▸ **Your goal**
Please write out the records exactly.

▸ **Provided information**
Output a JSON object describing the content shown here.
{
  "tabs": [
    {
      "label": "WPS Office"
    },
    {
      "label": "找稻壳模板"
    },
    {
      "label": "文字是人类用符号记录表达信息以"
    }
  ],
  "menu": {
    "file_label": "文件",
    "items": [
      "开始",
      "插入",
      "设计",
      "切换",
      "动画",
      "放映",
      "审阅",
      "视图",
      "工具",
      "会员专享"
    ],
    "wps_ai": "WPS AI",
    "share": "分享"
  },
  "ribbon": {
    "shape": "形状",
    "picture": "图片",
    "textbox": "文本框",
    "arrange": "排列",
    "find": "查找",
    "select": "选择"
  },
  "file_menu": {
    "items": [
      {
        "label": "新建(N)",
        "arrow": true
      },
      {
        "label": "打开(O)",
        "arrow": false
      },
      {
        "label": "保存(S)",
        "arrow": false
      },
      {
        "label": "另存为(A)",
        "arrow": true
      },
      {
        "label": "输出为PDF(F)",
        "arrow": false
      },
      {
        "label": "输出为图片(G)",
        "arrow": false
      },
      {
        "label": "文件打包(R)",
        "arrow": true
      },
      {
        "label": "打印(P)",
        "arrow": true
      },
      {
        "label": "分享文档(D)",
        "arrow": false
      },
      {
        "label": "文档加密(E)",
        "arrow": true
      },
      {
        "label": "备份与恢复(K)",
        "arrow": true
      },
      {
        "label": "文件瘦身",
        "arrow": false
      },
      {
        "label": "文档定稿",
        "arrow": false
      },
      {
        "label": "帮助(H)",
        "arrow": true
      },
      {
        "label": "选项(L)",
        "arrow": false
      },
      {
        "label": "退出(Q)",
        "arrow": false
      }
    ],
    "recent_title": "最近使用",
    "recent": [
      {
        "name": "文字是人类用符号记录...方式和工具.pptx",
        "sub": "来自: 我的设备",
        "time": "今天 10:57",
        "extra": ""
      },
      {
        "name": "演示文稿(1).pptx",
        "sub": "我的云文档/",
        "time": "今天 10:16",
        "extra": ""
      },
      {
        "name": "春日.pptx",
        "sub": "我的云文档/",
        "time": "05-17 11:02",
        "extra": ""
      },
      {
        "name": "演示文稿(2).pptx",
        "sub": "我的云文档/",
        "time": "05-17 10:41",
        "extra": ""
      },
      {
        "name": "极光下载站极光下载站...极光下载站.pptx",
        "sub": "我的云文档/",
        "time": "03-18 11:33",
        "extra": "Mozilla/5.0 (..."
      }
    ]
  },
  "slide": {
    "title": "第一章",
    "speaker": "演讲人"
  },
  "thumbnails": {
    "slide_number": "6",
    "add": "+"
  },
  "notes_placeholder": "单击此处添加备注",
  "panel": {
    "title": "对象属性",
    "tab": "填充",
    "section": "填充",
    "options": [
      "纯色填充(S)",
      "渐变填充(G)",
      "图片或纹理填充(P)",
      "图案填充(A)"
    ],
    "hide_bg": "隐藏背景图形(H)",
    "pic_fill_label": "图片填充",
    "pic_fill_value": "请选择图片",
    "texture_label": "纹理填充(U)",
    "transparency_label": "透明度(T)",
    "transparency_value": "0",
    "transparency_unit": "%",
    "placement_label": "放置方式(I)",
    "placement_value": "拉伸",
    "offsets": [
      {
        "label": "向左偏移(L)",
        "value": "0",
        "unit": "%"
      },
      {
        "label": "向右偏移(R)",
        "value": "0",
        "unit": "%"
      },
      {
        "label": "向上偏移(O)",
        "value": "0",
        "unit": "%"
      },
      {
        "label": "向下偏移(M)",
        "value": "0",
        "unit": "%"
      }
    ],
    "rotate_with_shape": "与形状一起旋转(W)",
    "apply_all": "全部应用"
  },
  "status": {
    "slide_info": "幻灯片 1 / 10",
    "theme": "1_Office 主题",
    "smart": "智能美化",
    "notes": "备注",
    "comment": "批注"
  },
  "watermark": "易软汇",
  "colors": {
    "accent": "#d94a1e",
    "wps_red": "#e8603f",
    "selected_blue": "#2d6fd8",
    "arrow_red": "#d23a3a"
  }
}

▸ **Task output**
Output a JSON object describing the content shown here.
{
  "tabs": [
    {
      "label": "WPS Office"
    },
    {
      "label": "找稻壳模板"
    },
    {
      "label": "文字是人类用符号记录表达信息以"
    }
  ],
  "menu": {
    "file_label": "文件",
    "items": [
      "开始",
      "插入",
      "设计",
      "切换",
      "动画",
      "放映",
      "审阅",
      "视图",
      "工具",
      "会员专享"
    ],
    "wps_ai": "WPS AI",
    "share": "分享"
  },
  "ribbon": {
    "shape": "形状",
    "picture": "图片",
    "textbox": "文本框",
    "arrange": "排列",
    "find": "查找",
    "select": "选择"
  },
  "file_menu": {
    "items": [
      {
        "label": "新建(N)",
        "arrow": true
      },
      {
        "label": "打开(O)",
        "arrow": false
      },
      {
        "label": "保存(S)",
        "arrow": false
      },
      {
        "label": "另存为(A)",
        "arrow": true
      },
      {
        "label": "输出为PDF(F)",
        "arrow": false
      },
      {
        "label": "输出为图片(G)",
        "arrow": false
      },
      {
        "label": "文件打包(R)",
        "arrow": true
      },
      {
        "label": "打印(P)",
        "arrow": true
      },
      {
        "label": "分享文档(D)",
        "arrow": false
      },
      {
        "label": "文档加密(E)",
        "arrow": true
      },
      {
        "label": "备份与恢复(K)",
        "arrow": true
      },
      {
        "label": "文件瘦身",
        "arrow": false
      },
      {
        "label": "文档定稿",
        "arrow": false
      },
      {
        "label": "帮助(H)",
        "arrow": true
      },
      {
        "label": "选项(L)",
        "arrow": false
      },
      {
        "label": "退出(Q)",
        "arrow": false
      }
    ],
    "recent_title": "最近使用",
    "recent": [
      {
        "name": "文字是人类用符号记录...方式和工具.pptx",
        "sub": "来自: 我的设备",
        "time": "今天 10:57",
        "extra": ""
      },
      {
        "name": "演示文稿(1).pptx",
        "sub": "我的云文档/",
        "time": "今天 10:16",
        "extra": ""
      },
      {
        "name": "春日.pptx",
        "sub": "我的云文档/",
        "time": "05-17 11:02",
        "extra": ""
      },
      {
        "name": "演示文稿(2).pptx",
        "sub": "我的云文档/",
        "time": "05-17 10:41",
        "extra": ""
      },
      {
        "name": "极光下载站极光下载站...极光下载站.pptx",
        "sub": "我的云文档/",
        "time": "03-18 11:33",
        "extra": "Mozilla/5.0 (..."
      }
    ]
  },
  "slide": {
    "title": "第一章",
    "speaker": "演讲人"
  },
  "thumbnails": {
    "slide_number": "6",
    "add": "+"
  },
  "notes_placeholder": "单击此处添加备注",
  "panel": {
    "title": "对象属性",
    "tab": "填充",
    "section": "填充",
    "options": [
      "纯色填充(S)",
      "渐变填充(G)",
      "图片或纹理填充(P)",
      "图案填充(A)"
    ],
    "hide_bg": "隐藏背景图形(H)",
    "pic_fill_label": "图片填充",
    "pic_fill_value": "请选择图片",
    "texture_label": "纹理填充(U)",
    "transparency_label": "透明度(T)",
    "transparency_value": "0",
    "transparency_unit": "%",
    "placement_label": "放置方式(I)",
    "placement_value": "拉伸",
    "offsets": [
      {
        "label": "向左偏移(L)",
        "value": "0",
        "unit": "%"
      },
      {
        "label": "向右偏移(R)",
        "value": "0",
        "unit": "%"
      },
      {
        "label": "向上偏移(O)",
        "value": "0",
        "unit": "%"
      },
      {
        "label": "向下偏移(M)",
        "value": "0",
        "unit": "%"
      }
    ],
    "rotate_with_shape": "与形状一起旋转(W)",
    "apply_all": "全部应用"
  },
  "status": {
    "slide_info": "幻灯片 1 / 10",
    "theme": "1_Office 主题",
    "smart": "智能美化",
    "notes": "备注",
    "comment": "批注"
  },
  "watermark": "易软汇",
  "colors": {
    "accent": "#d94a1e",
    "wps_red": "#e8603f",
    "selected_blue": "#2d6fd8",
    "arrow_red": "#d23a3a"
  }
}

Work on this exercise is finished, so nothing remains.